Raw data -

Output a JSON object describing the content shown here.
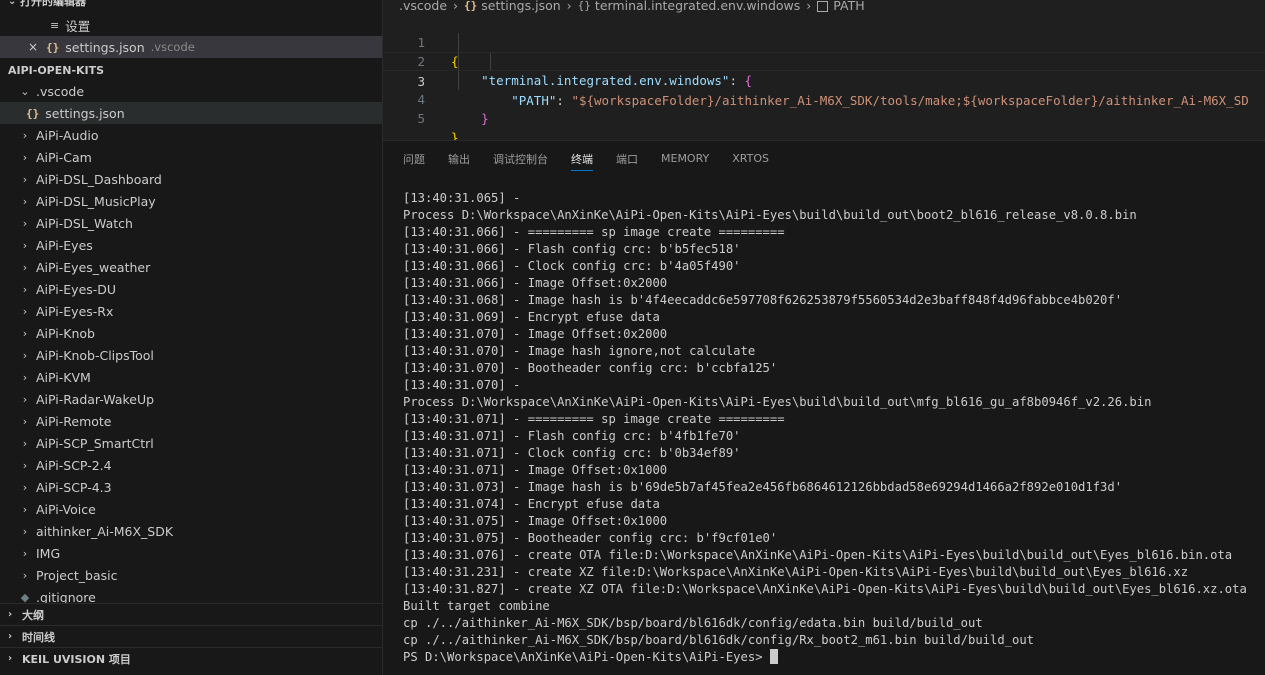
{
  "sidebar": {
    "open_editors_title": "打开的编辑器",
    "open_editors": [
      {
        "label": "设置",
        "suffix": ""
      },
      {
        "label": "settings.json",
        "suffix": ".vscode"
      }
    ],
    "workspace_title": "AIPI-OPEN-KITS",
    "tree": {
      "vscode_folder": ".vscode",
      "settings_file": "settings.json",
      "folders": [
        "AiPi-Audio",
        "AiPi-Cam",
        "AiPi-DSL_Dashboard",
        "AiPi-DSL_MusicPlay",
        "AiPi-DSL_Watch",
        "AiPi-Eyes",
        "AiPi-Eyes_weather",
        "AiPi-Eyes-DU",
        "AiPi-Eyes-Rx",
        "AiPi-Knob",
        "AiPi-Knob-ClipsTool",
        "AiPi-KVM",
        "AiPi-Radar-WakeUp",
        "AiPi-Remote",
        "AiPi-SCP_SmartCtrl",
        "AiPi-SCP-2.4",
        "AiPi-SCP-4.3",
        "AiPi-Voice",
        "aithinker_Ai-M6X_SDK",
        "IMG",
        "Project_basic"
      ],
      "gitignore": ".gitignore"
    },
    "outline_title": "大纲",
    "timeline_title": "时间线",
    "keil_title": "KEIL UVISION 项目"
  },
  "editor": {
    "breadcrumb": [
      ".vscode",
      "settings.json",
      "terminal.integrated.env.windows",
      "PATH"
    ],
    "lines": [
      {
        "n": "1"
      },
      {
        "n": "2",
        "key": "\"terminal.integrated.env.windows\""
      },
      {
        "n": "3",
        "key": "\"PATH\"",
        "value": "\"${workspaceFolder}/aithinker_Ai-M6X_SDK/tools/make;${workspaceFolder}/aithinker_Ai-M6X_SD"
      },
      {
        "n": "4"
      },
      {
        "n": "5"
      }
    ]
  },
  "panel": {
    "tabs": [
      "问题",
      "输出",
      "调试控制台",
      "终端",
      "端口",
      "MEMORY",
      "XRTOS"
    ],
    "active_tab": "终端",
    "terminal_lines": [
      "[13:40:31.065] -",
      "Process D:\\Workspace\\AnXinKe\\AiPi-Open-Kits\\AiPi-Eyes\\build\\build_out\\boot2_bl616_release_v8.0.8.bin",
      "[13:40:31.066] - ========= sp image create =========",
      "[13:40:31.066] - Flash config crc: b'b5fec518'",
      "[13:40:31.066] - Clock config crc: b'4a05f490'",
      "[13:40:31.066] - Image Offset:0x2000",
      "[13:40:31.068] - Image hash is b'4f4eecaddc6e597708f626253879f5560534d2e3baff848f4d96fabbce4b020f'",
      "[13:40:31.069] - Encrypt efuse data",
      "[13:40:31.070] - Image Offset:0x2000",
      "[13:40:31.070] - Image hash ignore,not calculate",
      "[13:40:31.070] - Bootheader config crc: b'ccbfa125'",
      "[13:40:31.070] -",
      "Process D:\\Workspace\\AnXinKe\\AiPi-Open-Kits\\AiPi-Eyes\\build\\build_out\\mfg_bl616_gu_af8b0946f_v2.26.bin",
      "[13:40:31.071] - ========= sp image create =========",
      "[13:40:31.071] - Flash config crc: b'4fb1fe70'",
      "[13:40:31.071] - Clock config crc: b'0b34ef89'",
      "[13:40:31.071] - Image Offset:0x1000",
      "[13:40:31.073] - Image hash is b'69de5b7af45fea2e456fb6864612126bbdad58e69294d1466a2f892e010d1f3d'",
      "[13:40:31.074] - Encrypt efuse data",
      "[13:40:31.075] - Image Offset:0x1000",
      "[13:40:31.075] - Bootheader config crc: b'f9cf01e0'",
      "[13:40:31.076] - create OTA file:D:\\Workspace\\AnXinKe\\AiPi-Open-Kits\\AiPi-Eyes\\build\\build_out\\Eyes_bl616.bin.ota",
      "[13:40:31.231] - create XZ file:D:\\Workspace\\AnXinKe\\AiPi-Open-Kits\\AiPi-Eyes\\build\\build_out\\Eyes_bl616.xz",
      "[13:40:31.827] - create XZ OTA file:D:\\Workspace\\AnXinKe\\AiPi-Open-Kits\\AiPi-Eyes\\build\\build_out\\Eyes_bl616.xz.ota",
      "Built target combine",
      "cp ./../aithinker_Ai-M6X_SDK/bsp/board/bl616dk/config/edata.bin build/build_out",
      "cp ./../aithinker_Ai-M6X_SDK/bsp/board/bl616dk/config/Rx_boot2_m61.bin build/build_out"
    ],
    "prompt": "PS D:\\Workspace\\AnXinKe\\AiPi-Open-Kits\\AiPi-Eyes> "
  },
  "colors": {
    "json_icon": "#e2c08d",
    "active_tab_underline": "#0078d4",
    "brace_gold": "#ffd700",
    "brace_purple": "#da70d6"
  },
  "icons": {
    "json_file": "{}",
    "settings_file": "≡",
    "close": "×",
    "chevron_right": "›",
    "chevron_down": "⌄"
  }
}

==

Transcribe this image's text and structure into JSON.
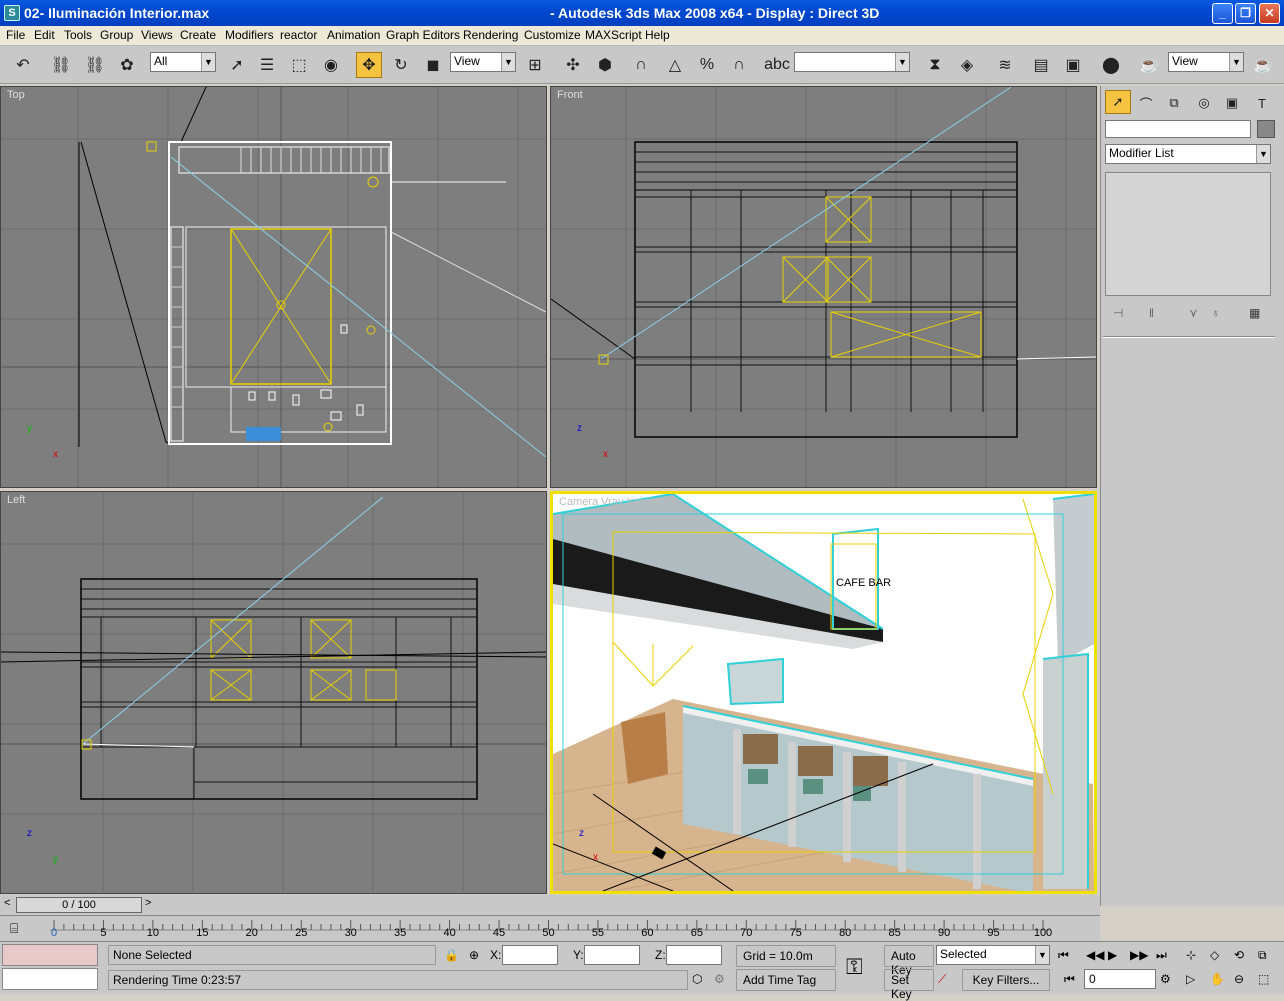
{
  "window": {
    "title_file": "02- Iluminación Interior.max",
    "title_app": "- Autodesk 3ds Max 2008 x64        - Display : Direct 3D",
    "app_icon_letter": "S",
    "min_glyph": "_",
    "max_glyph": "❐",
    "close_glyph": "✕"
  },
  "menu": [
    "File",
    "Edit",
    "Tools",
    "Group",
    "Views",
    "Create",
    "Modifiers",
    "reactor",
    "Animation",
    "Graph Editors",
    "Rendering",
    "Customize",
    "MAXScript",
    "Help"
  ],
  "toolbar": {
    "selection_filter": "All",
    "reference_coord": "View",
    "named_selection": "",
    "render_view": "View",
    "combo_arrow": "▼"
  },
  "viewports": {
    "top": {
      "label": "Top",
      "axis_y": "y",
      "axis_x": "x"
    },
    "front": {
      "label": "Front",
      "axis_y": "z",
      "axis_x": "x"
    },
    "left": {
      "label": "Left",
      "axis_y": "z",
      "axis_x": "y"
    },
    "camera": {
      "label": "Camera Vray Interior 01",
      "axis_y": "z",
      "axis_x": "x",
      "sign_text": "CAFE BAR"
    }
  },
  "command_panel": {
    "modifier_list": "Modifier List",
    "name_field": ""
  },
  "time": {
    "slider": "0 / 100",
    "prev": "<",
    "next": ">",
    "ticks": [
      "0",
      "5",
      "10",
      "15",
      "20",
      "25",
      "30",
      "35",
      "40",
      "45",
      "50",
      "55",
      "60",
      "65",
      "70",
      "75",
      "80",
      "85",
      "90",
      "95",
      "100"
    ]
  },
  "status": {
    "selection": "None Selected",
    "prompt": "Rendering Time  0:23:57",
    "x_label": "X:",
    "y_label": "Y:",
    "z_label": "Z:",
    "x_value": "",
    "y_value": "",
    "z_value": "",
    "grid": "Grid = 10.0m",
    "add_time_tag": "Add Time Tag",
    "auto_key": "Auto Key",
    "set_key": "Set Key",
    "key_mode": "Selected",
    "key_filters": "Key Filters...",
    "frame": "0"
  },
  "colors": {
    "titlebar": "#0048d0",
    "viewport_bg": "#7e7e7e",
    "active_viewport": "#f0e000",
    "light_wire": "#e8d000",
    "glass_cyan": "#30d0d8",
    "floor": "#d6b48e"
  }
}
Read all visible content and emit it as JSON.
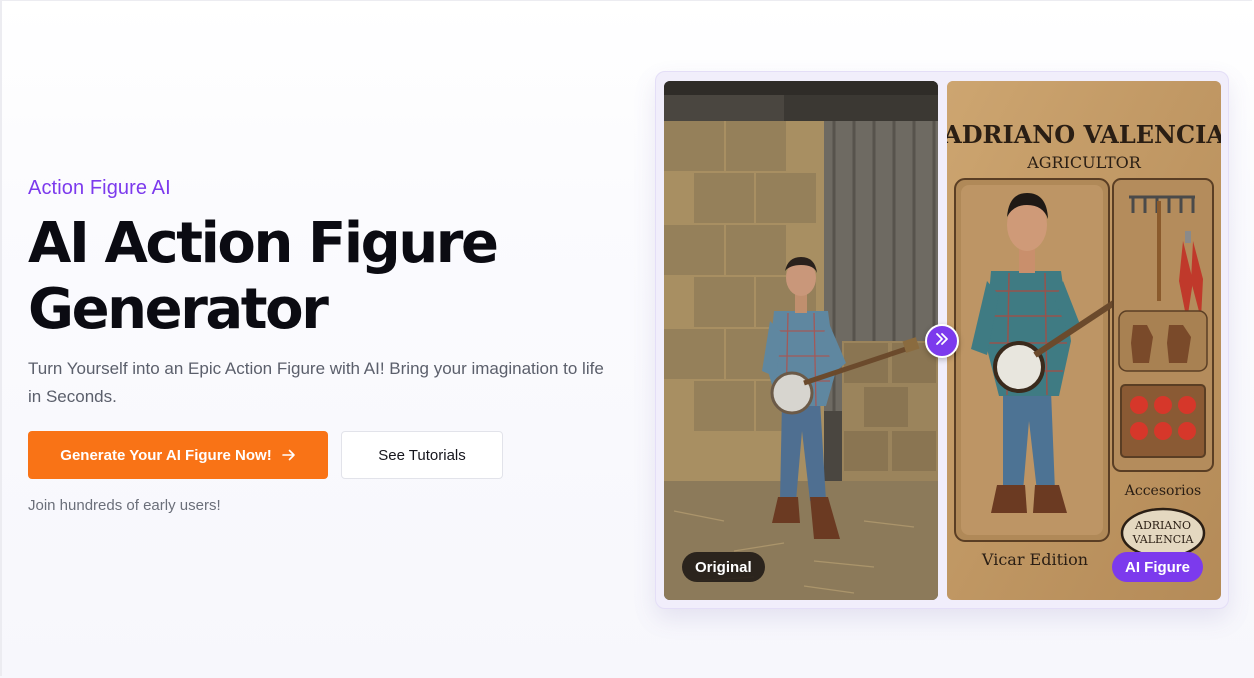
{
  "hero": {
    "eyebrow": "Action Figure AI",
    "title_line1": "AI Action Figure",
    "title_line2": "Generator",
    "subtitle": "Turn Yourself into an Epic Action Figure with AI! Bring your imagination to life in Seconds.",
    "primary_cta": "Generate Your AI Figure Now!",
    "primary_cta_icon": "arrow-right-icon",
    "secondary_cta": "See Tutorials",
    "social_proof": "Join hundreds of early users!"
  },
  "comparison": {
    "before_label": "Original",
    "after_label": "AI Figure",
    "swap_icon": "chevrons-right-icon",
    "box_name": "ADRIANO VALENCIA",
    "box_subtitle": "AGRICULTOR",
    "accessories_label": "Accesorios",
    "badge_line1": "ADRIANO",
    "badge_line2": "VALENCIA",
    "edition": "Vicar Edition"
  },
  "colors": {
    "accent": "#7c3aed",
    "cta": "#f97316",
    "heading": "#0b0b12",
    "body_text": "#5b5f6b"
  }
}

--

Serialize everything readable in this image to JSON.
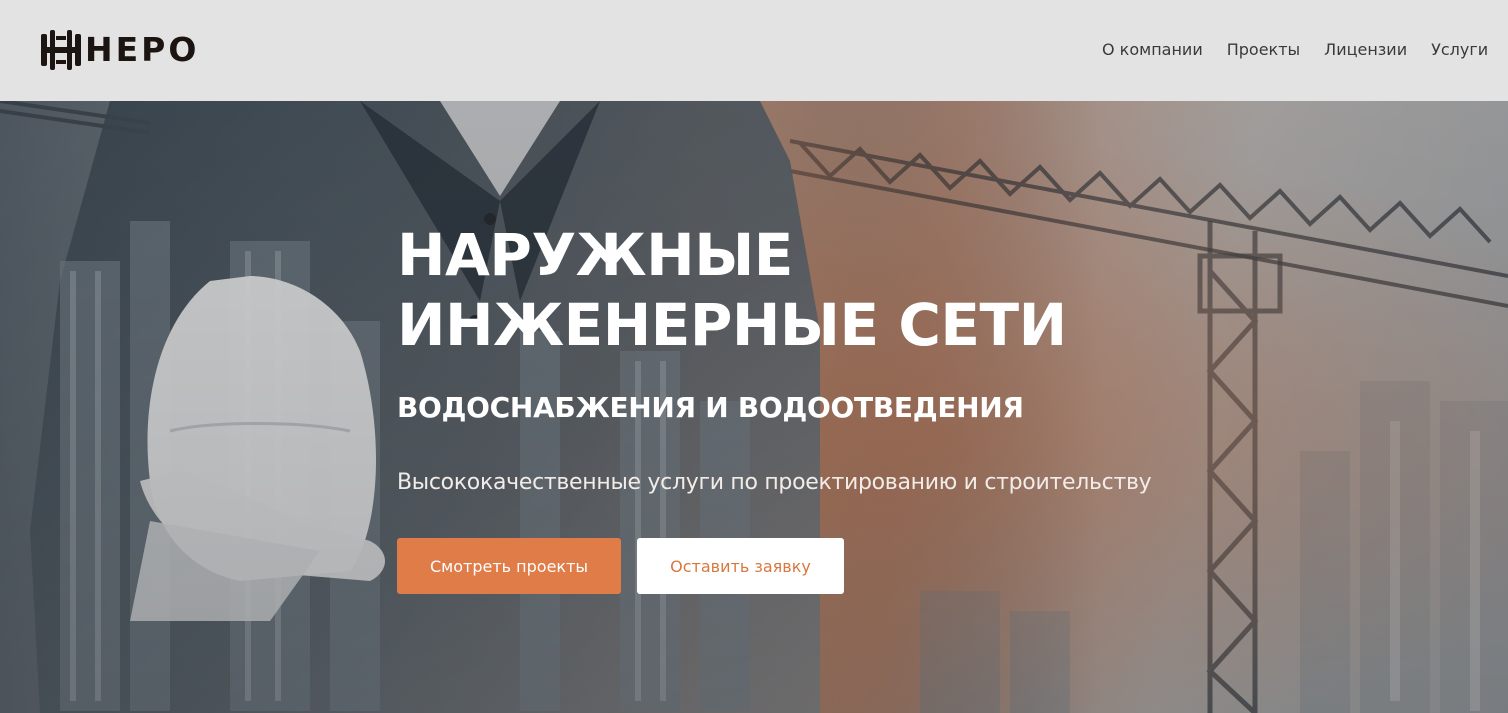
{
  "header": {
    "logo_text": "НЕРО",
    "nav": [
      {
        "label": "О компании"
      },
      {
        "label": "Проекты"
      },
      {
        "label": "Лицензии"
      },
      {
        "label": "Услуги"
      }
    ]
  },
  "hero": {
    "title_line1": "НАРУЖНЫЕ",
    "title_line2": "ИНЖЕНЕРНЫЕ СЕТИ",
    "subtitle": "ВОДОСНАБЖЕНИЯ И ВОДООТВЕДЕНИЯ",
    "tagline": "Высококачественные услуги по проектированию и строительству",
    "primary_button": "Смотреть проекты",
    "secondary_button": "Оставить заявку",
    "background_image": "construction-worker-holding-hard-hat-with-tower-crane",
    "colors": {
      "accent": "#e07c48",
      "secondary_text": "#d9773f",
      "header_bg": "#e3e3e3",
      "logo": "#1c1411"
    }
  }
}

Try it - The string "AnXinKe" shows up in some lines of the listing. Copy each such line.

Output of the exercise -
      "Process D:\\Workspace\\AnXinKe\\AiPi-Open-Kits\\AiPi-Eyes\\build\\build_out\\boot2_bl616_release_v8.0.8.bin",
      "Process D:\\Workspace\\AnXinKe\\AiPi-Open-Kits\\AiPi-Eyes\\build\\build_out\\mfg_bl616_gu_af8b0946f_v2.26.bin",
      "[13:40:31.076] - create OTA file:D:\\Workspace\\AnXinKe\\AiPi-Open-Kits\\AiPi-Eyes\\build\\build_out\\Eyes_bl616.bin.ota",
      "[13:40:31.231] - create XZ file:D:\\Workspace\\AnXinKe\\AiPi-Open-Kits\\AiPi-Eyes\\build\\build_out\\Eyes_bl616.xz",
      "[13:40:31.827] - create XZ OTA file:D:\\Workspace\\AnXinKe\\AiPi-Open-Kits\\AiPi-Eyes\\build\\build_out\\Eyes_bl616.xz.ota",
    "prompt": "PS D:\\Workspace\\AnXinKe\\AiPi-Open-Kits\\AiPi-Eyes> "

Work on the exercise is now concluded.